Another possibility is to view the paper at the Times website, find the stories you want to read, and then search for them by title or author in the Library’s free database.

Of course, as long as there are walls, there will be schemes for getting over them.  Here’s news from about other attempts to deal with the changes at the New York Times.



For up-to-date health research, Brooks Memorial offers the Health & Wellness Resource Center, an excellent general health database that is updated continuously.  But circulation statistics show that many of us also like to turn to books for health information.  Thanks to a generous grant from the Crosby Foundation, the Library was able to add approximately 60 new titles to its health collection in 2010. We will be highlighting a few of the new health titles by subject in upcoming blog posts.

Here are a few of the mental health books to look for on our shelves, followed by their call numbers:

Freeman, Daniel, Jason Freeman.

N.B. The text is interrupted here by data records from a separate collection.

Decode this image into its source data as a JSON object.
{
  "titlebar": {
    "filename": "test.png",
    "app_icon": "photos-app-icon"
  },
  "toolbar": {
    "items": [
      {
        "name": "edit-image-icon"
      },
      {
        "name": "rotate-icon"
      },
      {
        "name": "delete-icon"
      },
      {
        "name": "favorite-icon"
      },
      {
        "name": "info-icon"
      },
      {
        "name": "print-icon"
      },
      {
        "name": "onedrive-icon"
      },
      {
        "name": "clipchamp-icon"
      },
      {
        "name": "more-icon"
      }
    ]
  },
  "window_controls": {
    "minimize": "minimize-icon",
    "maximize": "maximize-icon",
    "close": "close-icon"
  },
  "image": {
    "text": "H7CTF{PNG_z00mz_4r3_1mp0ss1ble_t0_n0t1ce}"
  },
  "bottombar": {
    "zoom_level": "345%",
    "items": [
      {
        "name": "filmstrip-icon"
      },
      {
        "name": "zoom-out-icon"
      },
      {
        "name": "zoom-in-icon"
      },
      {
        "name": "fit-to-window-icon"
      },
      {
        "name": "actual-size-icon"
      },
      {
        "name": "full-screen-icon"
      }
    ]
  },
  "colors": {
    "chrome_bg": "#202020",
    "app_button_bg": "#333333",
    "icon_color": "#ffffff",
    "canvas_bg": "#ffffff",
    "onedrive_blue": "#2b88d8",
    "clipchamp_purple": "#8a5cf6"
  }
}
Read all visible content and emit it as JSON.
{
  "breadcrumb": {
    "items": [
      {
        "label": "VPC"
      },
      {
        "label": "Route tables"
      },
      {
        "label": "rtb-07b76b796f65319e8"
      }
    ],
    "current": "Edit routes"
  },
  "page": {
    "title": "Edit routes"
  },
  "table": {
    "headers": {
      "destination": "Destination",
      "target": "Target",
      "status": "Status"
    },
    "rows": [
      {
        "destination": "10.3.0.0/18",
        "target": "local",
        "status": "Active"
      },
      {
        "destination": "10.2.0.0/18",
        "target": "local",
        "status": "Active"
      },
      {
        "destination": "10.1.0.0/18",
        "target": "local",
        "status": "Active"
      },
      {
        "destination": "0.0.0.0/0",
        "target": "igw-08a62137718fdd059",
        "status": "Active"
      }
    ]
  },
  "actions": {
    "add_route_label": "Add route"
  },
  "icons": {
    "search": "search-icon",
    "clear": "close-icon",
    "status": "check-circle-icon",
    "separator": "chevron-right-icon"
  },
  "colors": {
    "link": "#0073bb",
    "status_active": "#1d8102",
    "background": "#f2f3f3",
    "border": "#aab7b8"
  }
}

Know your mind : the complete family reference guide to emotional health . New York, NY : Sterling Pub., 2010.  Addressing everything from addictions, bereavement, pain, and anxiety to sleep disorders, mood swings, depression, and stress, Know Your Mindeven features tools for self-evaluation, personal stories, and exercises. 616.89 FRE

Honos-Webb, Lara. The gift of ADHD : how to transform your child’s problems into strengths. Oakland, CA : New Harbinger Publications, c2010.  In it’s second edition, Lara Honos-Webb offers strategies for shifting parents’ understanding of their child’s attention-deficit hyperactivity disorder (ADHD) to focus on the positive traits of this diagnosis by providing step-by-step behavioral exercises for helping children function effectively. 618.92 HON

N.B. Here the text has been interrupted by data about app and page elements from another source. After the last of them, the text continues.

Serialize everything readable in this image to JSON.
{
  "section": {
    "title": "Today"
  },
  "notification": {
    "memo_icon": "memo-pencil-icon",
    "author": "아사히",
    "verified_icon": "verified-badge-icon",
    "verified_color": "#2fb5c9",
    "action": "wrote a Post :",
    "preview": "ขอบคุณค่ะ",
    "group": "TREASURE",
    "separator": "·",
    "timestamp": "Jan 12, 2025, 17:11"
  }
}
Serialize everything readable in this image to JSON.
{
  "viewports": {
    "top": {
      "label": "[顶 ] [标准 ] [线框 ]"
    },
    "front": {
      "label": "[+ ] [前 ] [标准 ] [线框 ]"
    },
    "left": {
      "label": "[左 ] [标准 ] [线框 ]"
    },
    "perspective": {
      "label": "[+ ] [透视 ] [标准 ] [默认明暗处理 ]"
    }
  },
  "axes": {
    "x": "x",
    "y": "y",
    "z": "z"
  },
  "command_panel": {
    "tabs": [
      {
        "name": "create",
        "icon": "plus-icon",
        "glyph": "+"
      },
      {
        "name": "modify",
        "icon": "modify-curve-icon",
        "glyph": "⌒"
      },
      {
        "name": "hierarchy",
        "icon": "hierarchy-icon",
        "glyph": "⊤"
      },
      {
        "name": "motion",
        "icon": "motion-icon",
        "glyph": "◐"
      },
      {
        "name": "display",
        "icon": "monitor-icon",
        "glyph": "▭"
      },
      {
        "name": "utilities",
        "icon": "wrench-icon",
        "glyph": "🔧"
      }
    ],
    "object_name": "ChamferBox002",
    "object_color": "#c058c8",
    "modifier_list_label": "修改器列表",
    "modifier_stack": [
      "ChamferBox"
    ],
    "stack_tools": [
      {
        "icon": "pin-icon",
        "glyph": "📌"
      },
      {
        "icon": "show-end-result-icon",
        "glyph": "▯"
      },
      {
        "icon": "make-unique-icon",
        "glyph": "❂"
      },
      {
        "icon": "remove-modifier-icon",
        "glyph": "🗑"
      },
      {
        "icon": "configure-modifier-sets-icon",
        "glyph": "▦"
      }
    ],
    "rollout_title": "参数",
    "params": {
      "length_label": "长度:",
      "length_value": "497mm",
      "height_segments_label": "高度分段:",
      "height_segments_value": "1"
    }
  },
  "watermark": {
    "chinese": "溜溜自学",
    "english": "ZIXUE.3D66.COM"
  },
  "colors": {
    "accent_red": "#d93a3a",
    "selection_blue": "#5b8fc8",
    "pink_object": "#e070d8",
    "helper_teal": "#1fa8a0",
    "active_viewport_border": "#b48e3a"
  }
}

Miklowitz, David Jay. The bipolar disorder survival guide : what you and your family need to know. New York : Guilford Press, c2011.  A practical, straightforward book that will be a great help to those who have bipolar illness, as well as their families 616.89 MIK

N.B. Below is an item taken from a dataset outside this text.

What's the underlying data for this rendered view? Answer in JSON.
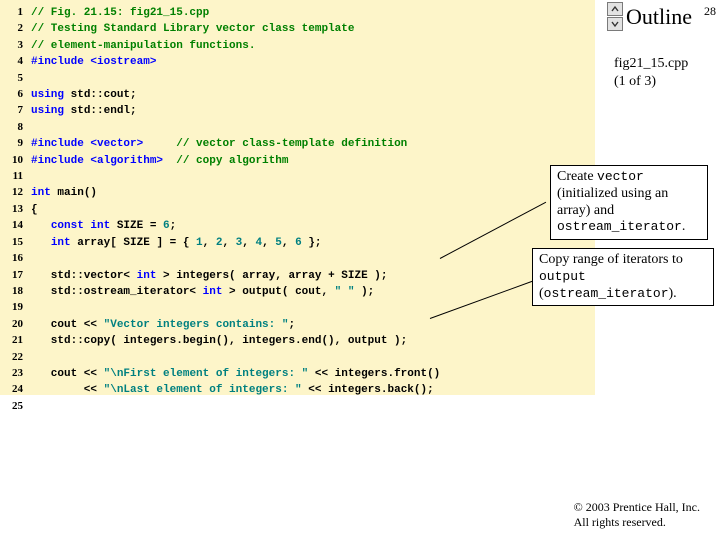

Phillips, Suzanne, Dianne Kane. Healing together : a couple’s guide to coping with trauma & post-traumatic stress. Oakland, CA : New Harbinger Publications, c2008.   This book is for people in relationships where either partner has faced trauma in any of its forms: violence, natural disasters, war, life-threatening accidents, crime, health problems, or loss of a loved one. 616.89 PHI

For up-to-date health research, Brooks Memorial offers the Health & Wellness Resource Center, an excellent general health database that is updated continuously.  But circulation statistics show that many of us also like to turn to books for health information.  Thanks to a generous grant from the Crosby Foundation, the Library was able to add approximately 60 new titles to its health collection in 2010. We will be highlighting a few of the new health titles by subject in upcoming blog posts.

Here are a few of the general health books to look for on our shelves, followed by their call numbers:

A family guide to first aid and emergency preparedness (DVD). Yardley, Pa.: Staywell, c2008. A booklet and DVD by the American Red Cross covering illness and injury first aid. 616.02 FAM

Goldstein, Mark, Myrna Chandler Goldstein, and Larry P. Credit. Your best medicine: from conventional and complementary medicine-expert-endorsed therapeutic solutions to relieve symptoms and speed healing. Emmaus, Pa.: Rodale, c2008. An excellent introduction to integrative medicine, organized alphabetically by ailments. 613 GOL

Mayo Clinic family health book. Des Moines, IA: Time Inc. Home Entertainment, c2009.A reliable single volume covering health concerns from infancy to old age. Chapters include: Injuries and Symptoms; Pregnancy and Healthy Children; Healthy Adults; Diseases and Disorders; and Tests and Treatments. 613 MAY and  REF 613 MAY

Spinelli, Frank. The Advocate guide to gay men’s health and wellness. New York: Alyson Books, 2008.  A top-selling gay and lesbian news magazine provides a guide to health issues specific to gay men’s lives. 613.086 SPI

For a complete bibliography of all the new health titles Brooks Memorial Library has purchased under the Crosby grant, please ask at the reference desk.

About this blog



Brooks Memorial Library Reference Department:

Jeanne Walsh, Therese Marcy, Sharon Reidt, Jess Weitz, and sometimes Jerry